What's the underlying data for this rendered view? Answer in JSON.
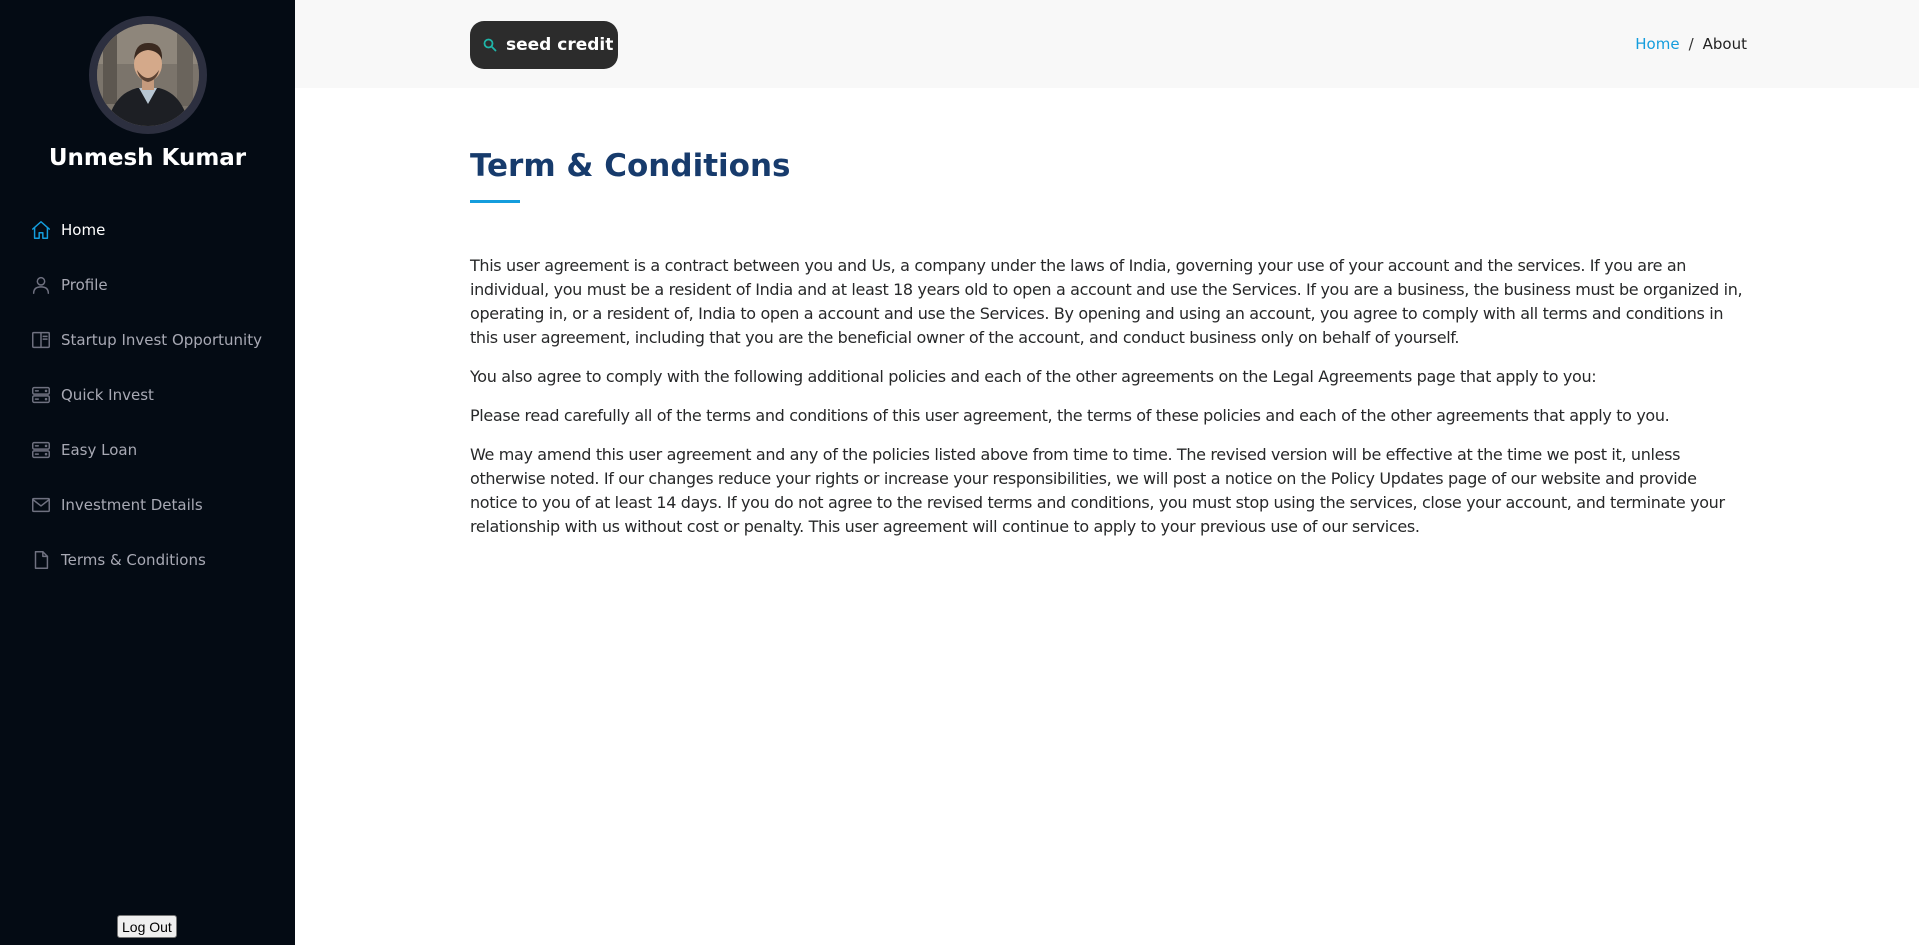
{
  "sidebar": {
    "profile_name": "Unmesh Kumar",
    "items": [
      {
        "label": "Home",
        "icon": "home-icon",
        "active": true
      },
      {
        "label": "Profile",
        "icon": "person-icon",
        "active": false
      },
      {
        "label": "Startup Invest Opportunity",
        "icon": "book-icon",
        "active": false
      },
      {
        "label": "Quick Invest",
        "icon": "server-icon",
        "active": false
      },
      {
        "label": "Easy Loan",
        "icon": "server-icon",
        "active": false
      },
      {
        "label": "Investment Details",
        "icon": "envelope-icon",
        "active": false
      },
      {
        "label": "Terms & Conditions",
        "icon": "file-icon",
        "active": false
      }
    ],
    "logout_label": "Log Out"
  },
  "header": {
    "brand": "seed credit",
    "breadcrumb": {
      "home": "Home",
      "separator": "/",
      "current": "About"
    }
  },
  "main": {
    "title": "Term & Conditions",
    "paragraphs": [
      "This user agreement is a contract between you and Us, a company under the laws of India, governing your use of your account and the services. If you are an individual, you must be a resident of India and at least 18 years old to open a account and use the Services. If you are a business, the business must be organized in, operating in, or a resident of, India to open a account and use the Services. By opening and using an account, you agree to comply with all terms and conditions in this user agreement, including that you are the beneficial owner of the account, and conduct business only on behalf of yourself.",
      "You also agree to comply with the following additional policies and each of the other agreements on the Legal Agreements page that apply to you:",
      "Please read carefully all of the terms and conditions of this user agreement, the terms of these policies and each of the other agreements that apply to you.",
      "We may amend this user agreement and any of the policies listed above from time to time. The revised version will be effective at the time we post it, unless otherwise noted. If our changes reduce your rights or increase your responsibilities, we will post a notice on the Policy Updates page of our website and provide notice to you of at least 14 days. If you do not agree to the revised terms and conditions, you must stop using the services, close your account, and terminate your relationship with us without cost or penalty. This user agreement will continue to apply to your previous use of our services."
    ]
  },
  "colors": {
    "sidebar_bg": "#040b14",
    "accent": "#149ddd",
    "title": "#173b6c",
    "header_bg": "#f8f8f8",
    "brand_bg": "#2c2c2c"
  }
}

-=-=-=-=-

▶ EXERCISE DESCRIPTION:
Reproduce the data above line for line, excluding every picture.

▶ TASK RESULT:
What's the underlying data for this rendered view? Answer in JSON.
{
  "sidebar": {
    "profile_name": "Unmesh Kumar",
    "items": [
      {
        "label": "Home",
        "icon": "home-icon",
        "active": true
      },
      {
        "label": "Profile",
        "icon": "person-icon",
        "active": false
      },
      {
        "label": "Startup Invest Opportunity",
        "icon": "book-icon",
        "active": false
      },
      {
        "label": "Quick Invest",
        "icon": "server-icon",
        "active": false
      },
      {
        "label": "Easy Loan",
        "icon": "server-icon",
        "active": false
      },
      {
        "label": "Investment Details",
        "icon": "envelope-icon",
        "active": false
      },
      {
        "label": "Terms & Conditions",
        "icon": "file-icon",
        "active": false
      }
    ],
    "logout_label": "Log Out"
  },
  "header": {
    "brand": "seed credit",
    "breadcrumb": {
      "home": "Home",
      "separator": "/",
      "current": "About"
    }
  },
  "main": {
    "title": "Term & Conditions",
    "paragraphs": [
      "This user agreement is a contract between you and Us, a company under the laws of India, governing your use of your account and the services. If you are an individual, you must be a resident of India and at least 18 years old to open a account and use the Services. If you are a business, the business must be organized in, operating in, or a resident of, India to open a account and use the Services. By opening and using an account, you agree to comply with all terms and conditions in this user agreement, including that you are the beneficial owner of the account, and conduct business only on behalf of yourself.",
      "You also agree to comply with the following additional policies and each of the other agreements on the Legal Agreements page that apply to you:",
      "Please read carefully all of the terms and conditions of this user agreement, the terms of these policies and each of the other agreements that apply to you.",
      "We may amend this user agreement and any of the policies listed above from time to time. The revised version will be effective at the time we post it, unless otherwise noted. If our changes reduce your rights or increase your responsibilities, we will post a notice on the Policy Updates page of our website and provide notice to you of at least 14 days. If you do not agree to the revised terms and conditions, you must stop using the services, close your account, and terminate your relationship with us without cost or penalty. This user agreement will continue to apply to your previous use of our services."
    ]
  },
  "colors": {
    "sidebar_bg": "#040b14",
    "accent": "#149ddd",
    "title": "#173b6c",
    "header_bg": "#f8f8f8",
    "brand_bg": "#2c2c2c"
  }
}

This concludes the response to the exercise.